:: EXERCISE DATA

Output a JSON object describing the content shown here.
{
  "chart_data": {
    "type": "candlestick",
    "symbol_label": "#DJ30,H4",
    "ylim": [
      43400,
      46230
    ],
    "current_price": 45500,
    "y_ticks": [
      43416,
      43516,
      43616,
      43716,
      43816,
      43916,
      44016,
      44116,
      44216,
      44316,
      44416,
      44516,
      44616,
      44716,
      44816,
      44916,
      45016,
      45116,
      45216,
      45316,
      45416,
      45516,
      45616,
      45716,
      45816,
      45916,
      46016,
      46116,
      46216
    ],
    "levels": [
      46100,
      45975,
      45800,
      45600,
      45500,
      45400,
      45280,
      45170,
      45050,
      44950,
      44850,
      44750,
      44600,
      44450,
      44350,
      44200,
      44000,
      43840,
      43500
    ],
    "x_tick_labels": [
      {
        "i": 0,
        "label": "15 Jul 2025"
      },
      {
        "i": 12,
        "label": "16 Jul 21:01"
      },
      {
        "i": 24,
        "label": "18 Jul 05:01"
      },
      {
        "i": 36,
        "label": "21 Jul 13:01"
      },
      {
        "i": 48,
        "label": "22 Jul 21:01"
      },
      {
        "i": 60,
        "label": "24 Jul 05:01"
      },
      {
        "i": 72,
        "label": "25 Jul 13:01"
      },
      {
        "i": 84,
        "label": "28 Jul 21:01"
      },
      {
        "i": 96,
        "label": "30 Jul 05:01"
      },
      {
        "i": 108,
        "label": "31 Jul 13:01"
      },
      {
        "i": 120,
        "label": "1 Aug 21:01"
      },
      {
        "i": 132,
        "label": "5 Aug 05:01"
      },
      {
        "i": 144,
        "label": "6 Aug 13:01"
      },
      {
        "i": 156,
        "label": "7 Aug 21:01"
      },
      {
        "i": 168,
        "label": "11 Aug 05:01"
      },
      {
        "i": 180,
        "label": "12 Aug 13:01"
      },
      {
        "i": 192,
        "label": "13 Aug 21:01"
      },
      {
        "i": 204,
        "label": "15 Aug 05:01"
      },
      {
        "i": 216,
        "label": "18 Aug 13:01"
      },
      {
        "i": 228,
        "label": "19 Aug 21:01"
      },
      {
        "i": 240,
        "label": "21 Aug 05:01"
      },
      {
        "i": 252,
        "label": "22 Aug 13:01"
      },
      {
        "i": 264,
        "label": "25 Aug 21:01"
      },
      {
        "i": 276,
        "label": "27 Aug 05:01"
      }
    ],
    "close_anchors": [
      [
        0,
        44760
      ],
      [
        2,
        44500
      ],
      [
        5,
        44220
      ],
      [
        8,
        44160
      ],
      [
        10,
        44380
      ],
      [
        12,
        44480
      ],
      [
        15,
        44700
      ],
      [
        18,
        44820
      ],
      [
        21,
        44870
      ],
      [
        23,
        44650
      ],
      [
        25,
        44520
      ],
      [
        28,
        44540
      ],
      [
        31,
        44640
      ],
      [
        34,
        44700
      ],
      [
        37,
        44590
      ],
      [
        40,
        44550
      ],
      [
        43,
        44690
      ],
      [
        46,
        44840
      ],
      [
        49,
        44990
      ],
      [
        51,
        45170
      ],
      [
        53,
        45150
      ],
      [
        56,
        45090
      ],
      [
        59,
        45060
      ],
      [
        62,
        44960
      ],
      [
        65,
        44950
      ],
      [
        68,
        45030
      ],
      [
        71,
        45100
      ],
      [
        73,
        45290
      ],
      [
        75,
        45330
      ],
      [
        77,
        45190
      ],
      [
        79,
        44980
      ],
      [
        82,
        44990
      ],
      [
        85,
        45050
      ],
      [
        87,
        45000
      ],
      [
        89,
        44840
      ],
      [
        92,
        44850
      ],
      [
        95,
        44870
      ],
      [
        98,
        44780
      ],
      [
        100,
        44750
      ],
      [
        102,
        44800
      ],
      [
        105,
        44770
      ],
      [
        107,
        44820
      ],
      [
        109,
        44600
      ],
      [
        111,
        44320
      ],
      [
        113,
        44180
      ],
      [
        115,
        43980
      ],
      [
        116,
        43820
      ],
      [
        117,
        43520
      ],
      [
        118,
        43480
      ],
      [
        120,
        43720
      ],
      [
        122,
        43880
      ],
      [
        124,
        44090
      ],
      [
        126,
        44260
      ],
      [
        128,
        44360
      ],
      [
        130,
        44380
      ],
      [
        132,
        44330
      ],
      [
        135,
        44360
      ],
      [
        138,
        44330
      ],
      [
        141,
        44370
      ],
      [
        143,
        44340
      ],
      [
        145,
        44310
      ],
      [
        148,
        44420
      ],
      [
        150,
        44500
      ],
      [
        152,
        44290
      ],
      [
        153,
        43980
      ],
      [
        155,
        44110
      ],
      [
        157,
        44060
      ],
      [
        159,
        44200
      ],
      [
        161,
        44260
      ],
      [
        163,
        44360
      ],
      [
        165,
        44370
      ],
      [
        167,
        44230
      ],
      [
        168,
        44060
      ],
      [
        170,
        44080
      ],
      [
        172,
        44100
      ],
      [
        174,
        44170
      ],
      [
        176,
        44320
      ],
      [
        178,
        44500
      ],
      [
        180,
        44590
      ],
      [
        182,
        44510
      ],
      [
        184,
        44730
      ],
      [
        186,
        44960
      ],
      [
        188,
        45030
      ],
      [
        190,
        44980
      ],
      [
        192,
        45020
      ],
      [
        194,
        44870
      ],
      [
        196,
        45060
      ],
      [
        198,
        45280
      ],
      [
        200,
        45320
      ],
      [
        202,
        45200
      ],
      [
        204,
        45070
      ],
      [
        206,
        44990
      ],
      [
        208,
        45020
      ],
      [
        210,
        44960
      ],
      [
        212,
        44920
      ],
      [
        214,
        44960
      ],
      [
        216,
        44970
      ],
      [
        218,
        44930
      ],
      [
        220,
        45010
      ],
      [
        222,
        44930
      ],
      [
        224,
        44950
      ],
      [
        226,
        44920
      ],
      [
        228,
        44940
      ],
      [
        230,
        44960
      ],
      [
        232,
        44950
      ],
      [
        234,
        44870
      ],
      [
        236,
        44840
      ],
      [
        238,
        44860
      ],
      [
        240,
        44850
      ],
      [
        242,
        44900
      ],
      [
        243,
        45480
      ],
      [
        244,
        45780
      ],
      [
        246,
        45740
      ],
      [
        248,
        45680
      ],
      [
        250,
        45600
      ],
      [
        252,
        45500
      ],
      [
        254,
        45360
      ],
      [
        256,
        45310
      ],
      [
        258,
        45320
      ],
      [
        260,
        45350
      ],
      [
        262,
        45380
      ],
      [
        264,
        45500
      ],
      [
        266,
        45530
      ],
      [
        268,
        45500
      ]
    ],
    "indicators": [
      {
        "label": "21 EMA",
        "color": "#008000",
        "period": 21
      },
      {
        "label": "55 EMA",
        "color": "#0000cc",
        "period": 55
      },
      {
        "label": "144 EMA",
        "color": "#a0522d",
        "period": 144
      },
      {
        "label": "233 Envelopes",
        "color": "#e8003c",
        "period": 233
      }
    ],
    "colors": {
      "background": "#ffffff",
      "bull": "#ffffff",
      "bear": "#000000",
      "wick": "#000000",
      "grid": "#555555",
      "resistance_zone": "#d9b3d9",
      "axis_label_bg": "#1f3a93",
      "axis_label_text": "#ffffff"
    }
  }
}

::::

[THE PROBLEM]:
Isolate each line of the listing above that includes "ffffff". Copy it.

[TASK RESPONSE]:
      "background": "#ffffff",
      "bull": "#ffffff",
      "axis_label_text": "#ffffff"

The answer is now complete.